The Kodiak Island Borough assembly will consider modifying the fireworks laws to ban fireworks at two beaches close to town that get many complaints, officials said.
A resident said during an assembly meeting that the problem gets worse each year and the fireworks are “out of control” at Mill Bay Beach. She said she has nothing against fireworks and doesn’t want them banned altogether, but believes Mill Bay Beach is too close to too many residences for the level of noise late at night that she has experienced with fireworks.
“I think we all know that Mill Bay Beach is a pretty popular site,” said borough manager Bud Cassidy. “It’s close by the location where fireworks are sold.”
Signs at Mill Bay Beach ask firework enthusiasts to be considerate of people living nearby, and Cassidy said the borough’s code enforcement officer and Alaska State Troopers occasionally stop by when there are complaints, but complaints by people in the area still persist.
Les Seaton, who owns Les n’ Dan’s firework stand with his brother, attended the meeting and said, “I preach like an evangelist,” to purchasers encouraging them to take their fireworks out the road and away from residences.
“If you had to take a spot off the map to don’t do it, I think Mill Bay Beach has just about approached that,” Seaton said.
Borough staff will be drafting language for a fireworks ordinance to ban fireworks completely at Mill Bay and Mission beaches for assembly consideration.
The assembly also discussed the possibility of lengthening the time frame when people are allowed to shoot off fireworks in hopes of keeping people from shooting off too many fireworks in the month or few days and time periods they are allowed.
Some members of the assembly also expressed concern that banning fireworks close to town will result in the problem just moving further out of town to the Monashka area or Bells Flats and causing problems with residents there.
The fireworks issue will be brought up on a future assembly agenda in the near future, said Mayor Jerrol Friend.
The assembly also got an update on the Kodiak High School renovation project by contract project manager Bruce Walter.
Walter said five of the nine phases of the project have been completed during the past two years.
Those phases are the paving of the upper Mill Bay parking lot, gym renovation, basement locker room and weight and cardio rooms, a new boiler plant, the new four-story “tower,” and the new west parking lot.
According to the contractor’s schedule, phase six is on schedule, Walter said, and it will be completed by Oct. 1.
“That’s the portion that you can see as you’re driving past on Rezanof,” Walter said. “Area B houses the administration services, the new dining room, kitchen, culinary arts and special needs classrooms.”
Phase seven, the vocational education wing, will begin when school gets out and should be done by Aug. 1.
Walter also went over change orders that have been issued and how much money is left in the contingency fund for the project.
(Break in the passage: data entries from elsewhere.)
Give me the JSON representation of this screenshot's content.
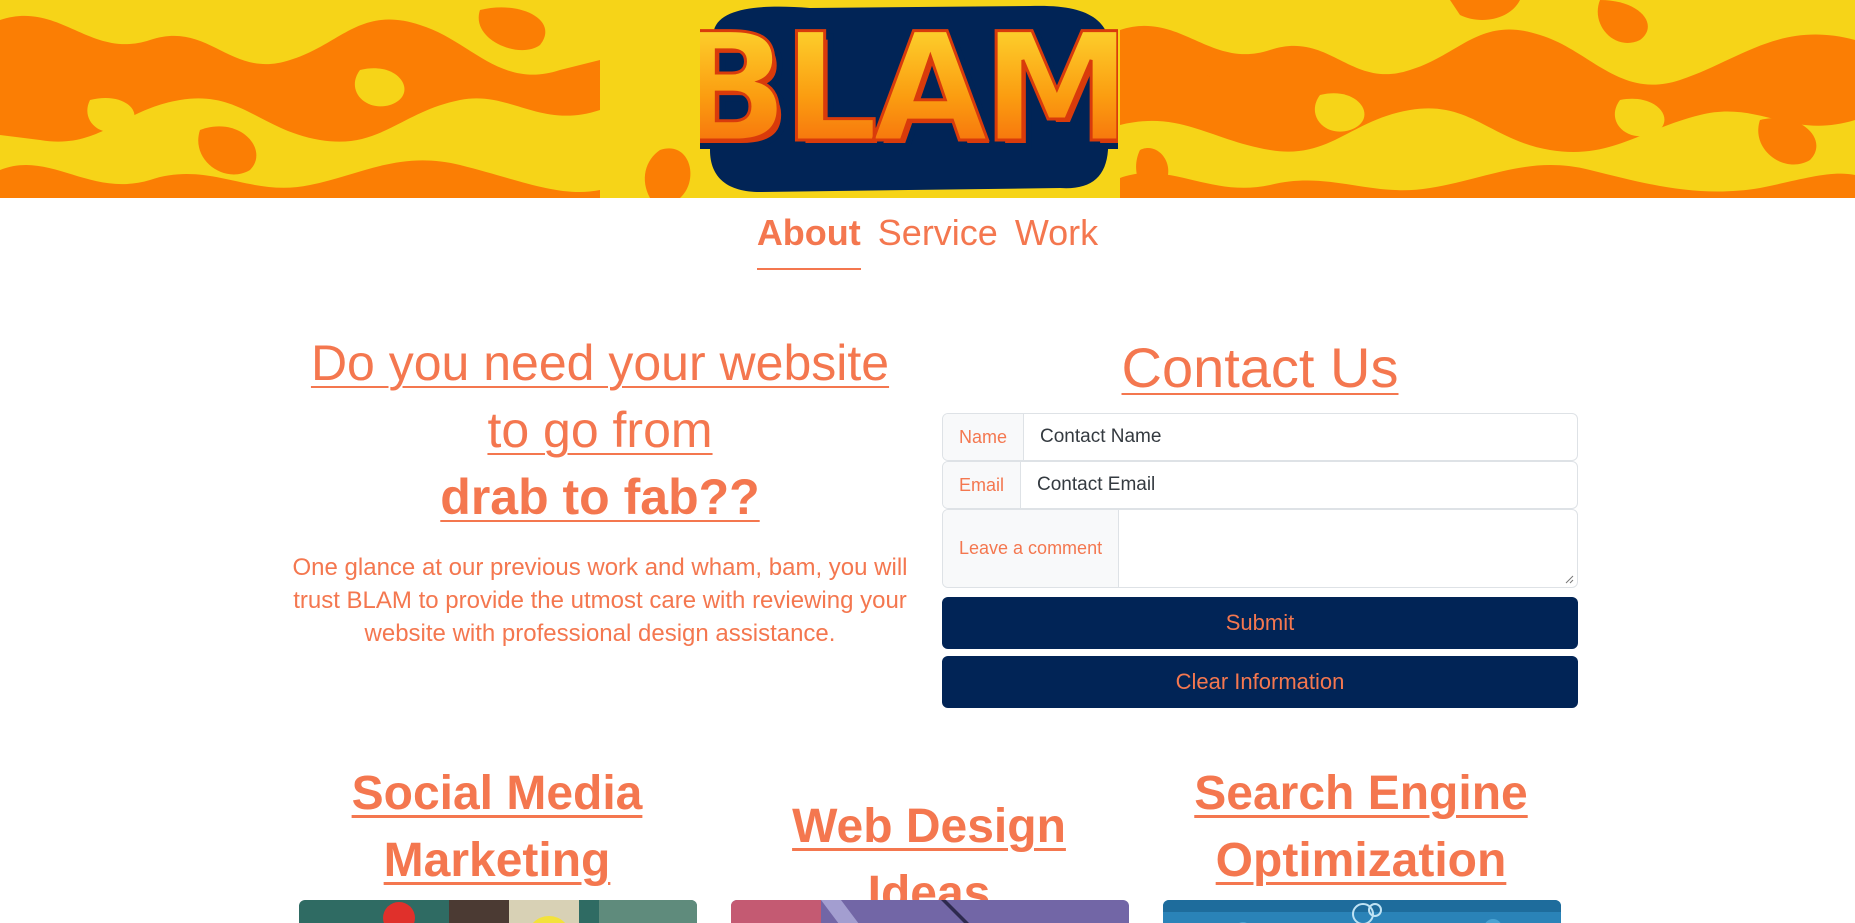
{
  "header": {
    "logo_icon": "blam-logo",
    "logo_text": "BLAM",
    "colors": {
      "banner_yellow": "#f6d418",
      "banner_orange": "#fb7e04",
      "logo_navy": "#012456"
    }
  },
  "nav": {
    "items": [
      {
        "label": "About",
        "active": true
      },
      {
        "label": "Service",
        "active": false
      },
      {
        "label": "Work",
        "active": false
      }
    ]
  },
  "hero": {
    "title_line1": "Do you need your website",
    "title_line2": "to go from",
    "title_line3": "drab to fab??",
    "body": "One glance at our previous work and wham, bam, you will trust BLAM to provide the utmost care with reviewing your website with professional design assistance."
  },
  "contact": {
    "heading": "Contact Us",
    "name_label": "Name",
    "name_value": "Contact Name",
    "email_label": "Email",
    "email_value": "Contact Email",
    "comment_label": "Leave a comment",
    "comment_value": "",
    "submit_label": "Submit",
    "clear_label": "Clear Information"
  },
  "services": [
    {
      "title_line1": "Social Media",
      "title_line2": "Marketing"
    },
    {
      "title_line1": "Web Design Ideas",
      "title_line2": ""
    },
    {
      "title_line1": "Search Engine",
      "title_line2": "Optimization"
    }
  ],
  "theme": {
    "accent": "#f4774f",
    "button_bg": "#012456",
    "border": "#dee2e6"
  }
}
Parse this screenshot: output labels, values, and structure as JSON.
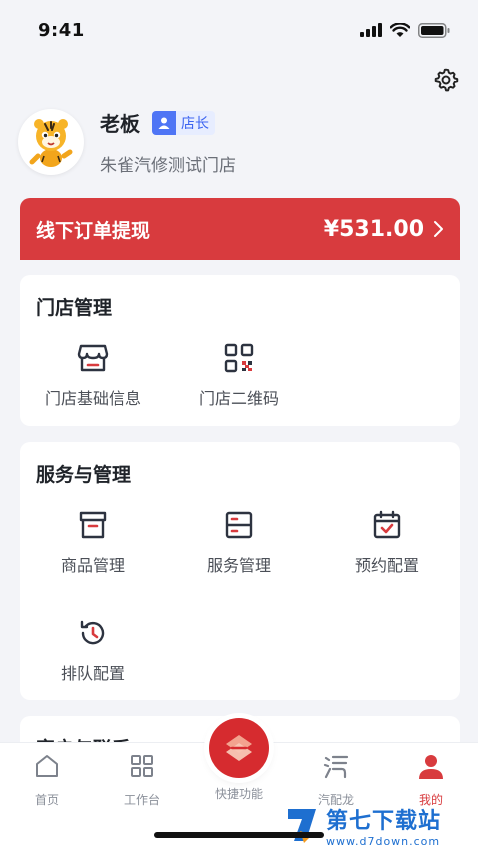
{
  "status_bar": {
    "time": "9:41"
  },
  "profile": {
    "name": "老板",
    "role": "店长",
    "store": "朱雀汽修测试门店"
  },
  "withdraw": {
    "title": "线下订单提现",
    "amount": "¥531.00"
  },
  "store_management": {
    "title": "门店管理",
    "items": [
      {
        "label": "门店基础信息",
        "icon": "store-icon"
      },
      {
        "label": "门店二维码",
        "icon": "qr-code-icon"
      }
    ]
  },
  "service_management": {
    "title": "服务与管理",
    "items": [
      {
        "label": "商品管理",
        "icon": "product-box-icon"
      },
      {
        "label": "服务管理",
        "icon": "service-list-icon"
      },
      {
        "label": "预约配置",
        "icon": "calendar-check-icon"
      },
      {
        "label": "排队配置",
        "icon": "history-icon"
      }
    ]
  },
  "partial_section": {
    "title": "客户与联系"
  },
  "tab_bar": {
    "tabs": [
      {
        "label": "首页",
        "icon": "home-icon"
      },
      {
        "label": "工作台",
        "icon": "grid-icon"
      },
      {
        "label": "快捷功能",
        "icon": "quick-action-icon"
      },
      {
        "label": "汽配龙",
        "icon": "qipeilong-icon"
      },
      {
        "label": "我的",
        "icon": "user-icon"
      }
    ],
    "active": "我的"
  },
  "watermark": {
    "title": "第七下载站",
    "url": "www.d7down.com"
  },
  "colors": {
    "primary_red": "#d83b3e",
    "badge_blue": "#4f75f5",
    "background": "#f3f4f8"
  }
}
Out of $3 million, $863,132 has been used so far leaving more than $2 million left in contingency funds.
The borough assembly also received an update from project manager Matt Gandel about the barren ground next to Rezanof Drive, below the long-term care facility.
In order to “make it look like a bomb didn’t go off,” Gandel said, the stumps will be cut off at ground level so the roots will remain to keep the ground stable.
Topsoil will be brought in and the area will be hydro-seeded with grass and wildflowers.
Landscaping is the final part of the long-term facility project, and should be completed this spring.